§ **TASK PROMPT**
Your answer should consist of the lines in the data below that contain "Худи".

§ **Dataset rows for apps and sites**
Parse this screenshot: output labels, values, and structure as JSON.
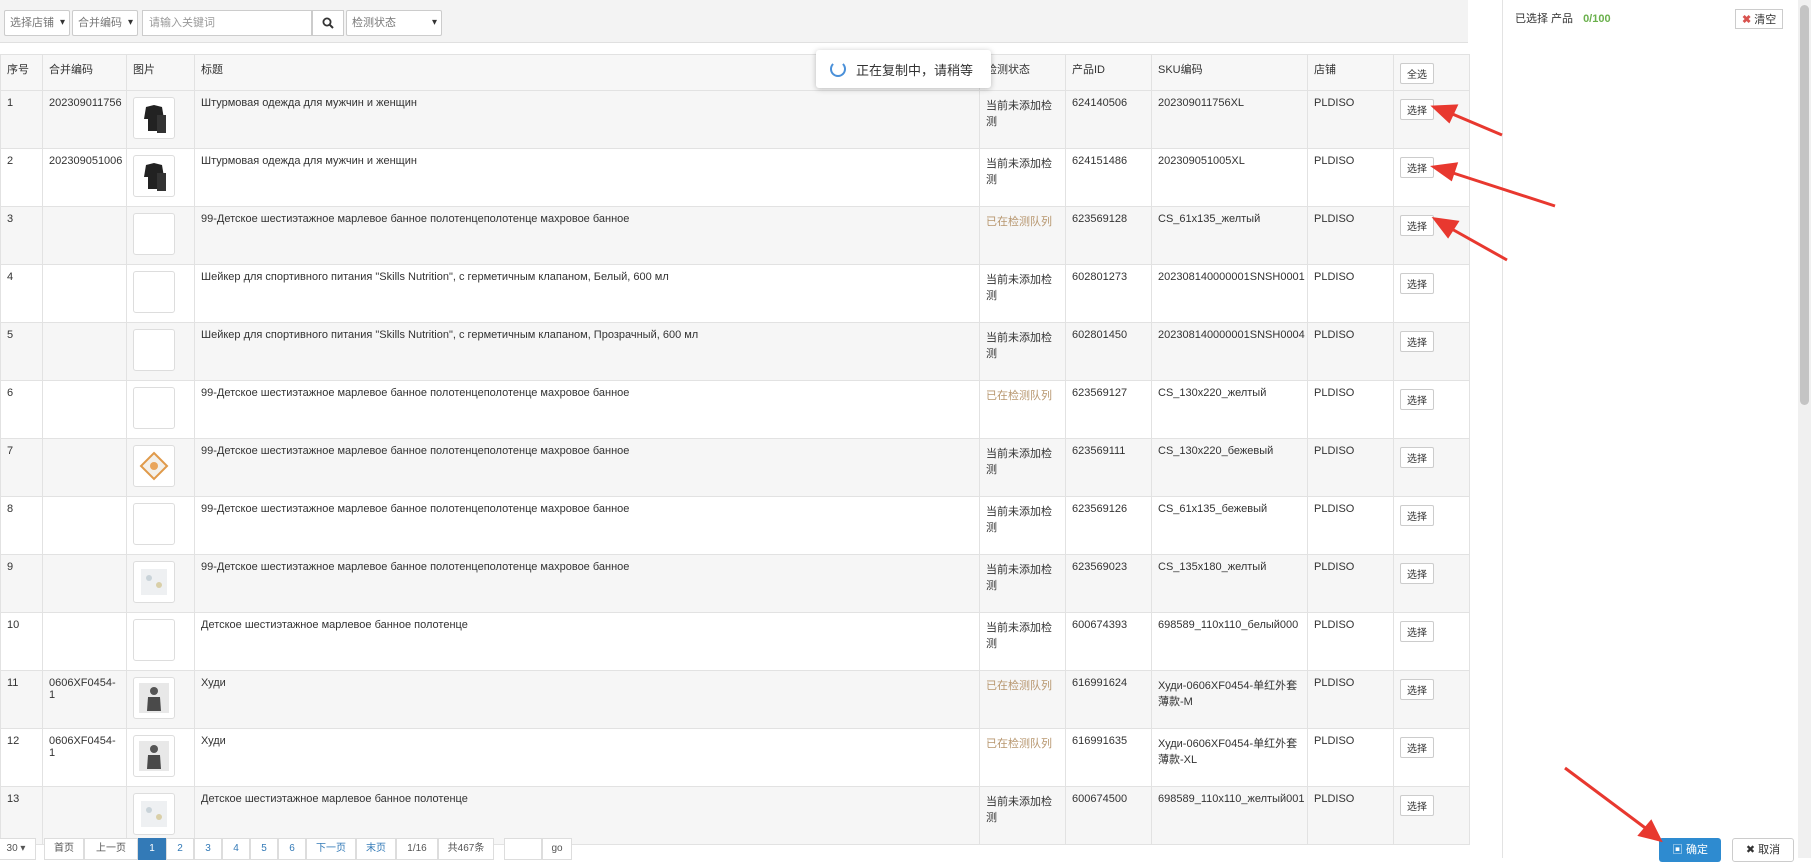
{
  "toolbar": {
    "store_select": "选择店铺",
    "merge_select": "合并编码",
    "search_placeholder": "请输入关键词",
    "status_select": "检测状态"
  },
  "table": {
    "headers": [
      "序号",
      "合并编码",
      "图片",
      "标题",
      "检测状态",
      "产品ID",
      "SKU编码",
      "店铺"
    ],
    "select_all": "全选",
    "select_label": "选择",
    "rows": [
      {
        "no": "1",
        "merge": "202309011756",
        "img": "dark",
        "title": "Штурмовая одежда для мужчин и женщин",
        "status": "当前未添加检测",
        "status_type": "none",
        "pid": "624140506",
        "sku": "202309011756XL",
        "store": "PLDISO"
      },
      {
        "no": "2",
        "merge": "202309051006",
        "img": "dark",
        "title": "Штурмовая одежда для мужчин и женщин",
        "status": "当前未添加检测",
        "status_type": "none",
        "pid": "624151486",
        "sku": "202309051005XL",
        "store": "PLDISO"
      },
      {
        "no": "3",
        "merge": "",
        "img": "blank",
        "title": "99-Детское шестиэтажное марлевое банное полотенцеполотенце махровое банное",
        "status": "已在检测队列",
        "status_type": "queued",
        "pid": "623569128",
        "sku": "CS_61x135_желтый",
        "store": "PLDISO"
      },
      {
        "no": "4",
        "merge": "",
        "img": "blank",
        "title": "Шейкер для спортивного питания \"Skills Nutrition\", с герметичным клапаном, Белый, 600 мл",
        "status": "当前未添加检测",
        "status_type": "none",
        "pid": "602801273",
        "sku": "202308140000001SNSH0001",
        "store": "PLDISO"
      },
      {
        "no": "5",
        "merge": "",
        "img": "blank",
        "title": "Шейкер для спортивного питания \"Skills Nutrition\", с герметичным клапаном, Прозрачный, 600 мл",
        "status": "当前未添加检测",
        "status_type": "none",
        "pid": "602801450",
        "sku": "202308140000001SNSH0004",
        "store": "PLDISO"
      },
      {
        "no": "6",
        "merge": "",
        "img": "blank",
        "title": "99-Детское шестиэтажное марлевое банное полотенцеполотенце махровое банное",
        "status": "已在检测队列",
        "status_type": "queued",
        "pid": "623569127",
        "sku": "CS_130x220_желтый",
        "store": "PLDISO"
      },
      {
        "no": "7",
        "merge": "",
        "img": "orange",
        "title": "99-Детское шестиэтажное марлевое банное полотенцеполотенце махровое банное",
        "status": "当前未添加检测",
        "status_type": "none",
        "pid": "623569111",
        "sku": "CS_130x220_бежевый",
        "store": "PLDISO"
      },
      {
        "no": "8",
        "merge": "",
        "img": "blank",
        "title": "99-Детское шестиэтажное марлевое банное полотенцеполотенце махровое банное",
        "status": "当前未添加检测",
        "status_type": "none",
        "pid": "623569126",
        "sku": "CS_61x135_бежевый",
        "store": "PLDISO"
      },
      {
        "no": "9",
        "merge": "",
        "img": "pale",
        "title": "99-Детское шестиэтажное марлевое банное полотенцеполотенце махровое банное",
        "status": "当前未添加检测",
        "status_type": "none",
        "pid": "623569023",
        "sku": "CS_135x180_желтый",
        "store": "PLDISO"
      },
      {
        "no": "10",
        "merge": "",
        "img": "blank",
        "title": "Детское шестиэтажное марлевое банное полотенце",
        "status": "当前未添加检测",
        "status_type": "none",
        "pid": "600674393",
        "sku": "698589_110x110_белый000",
        "store": "PLDISO"
      },
      {
        "no": "11",
        "merge": "0606XF0454-1",
        "img": "person",
        "title": "Худи",
        "status": "已在检测队列",
        "status_type": "queued",
        "pid": "616991624",
        "sku": "Худи-0606XF0454-单红外套薄款-M",
        "store": "PLDISO"
      },
      {
        "no": "12",
        "merge": "0606XF0454-1",
        "img": "person",
        "title": "Худи",
        "status": "已在检测队列",
        "status_type": "queued",
        "pid": "616991635",
        "sku": "Худи-0606XF0454-单红外套薄款-XL",
        "store": "PLDISO"
      },
      {
        "no": "13",
        "merge": "",
        "img": "pale",
        "title": "Детское шестиэтажное марлевое банное полотенце",
        "status": "当前未添加检测",
        "status_type": "none",
        "pid": "600674500",
        "sku": "698589_110x110_желтый001",
        "store": "PLDISO"
      }
    ]
  },
  "toast": {
    "text": "正在复制中，请稍等"
  },
  "right_panel": {
    "label": "已选择 产品",
    "count": "0/100",
    "clear": "清空"
  },
  "pager": {
    "page_size": "30",
    "first": "首页",
    "prev": "上一页",
    "pages": [
      "1",
      "2",
      "3",
      "4",
      "5",
      "6"
    ],
    "next": "下一页",
    "last": "末页",
    "current": "1/16",
    "total": "共467条",
    "go": "go"
  },
  "actions": {
    "confirm": "确定",
    "cancel": "取消"
  },
  "colors": {
    "accent": "#337ab7",
    "queued": "#b7966e",
    "arrow": "#e8382f",
    "count": "#6ab04c"
  }
}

§ **EXERCISE SOLUTION**
        "title": "Худи",
        "sku": "Худи-0606XF0454-单红外套薄款-M",
        "title": "Худи",
        "sku": "Худи-0606XF0454-单红外套薄款-XL",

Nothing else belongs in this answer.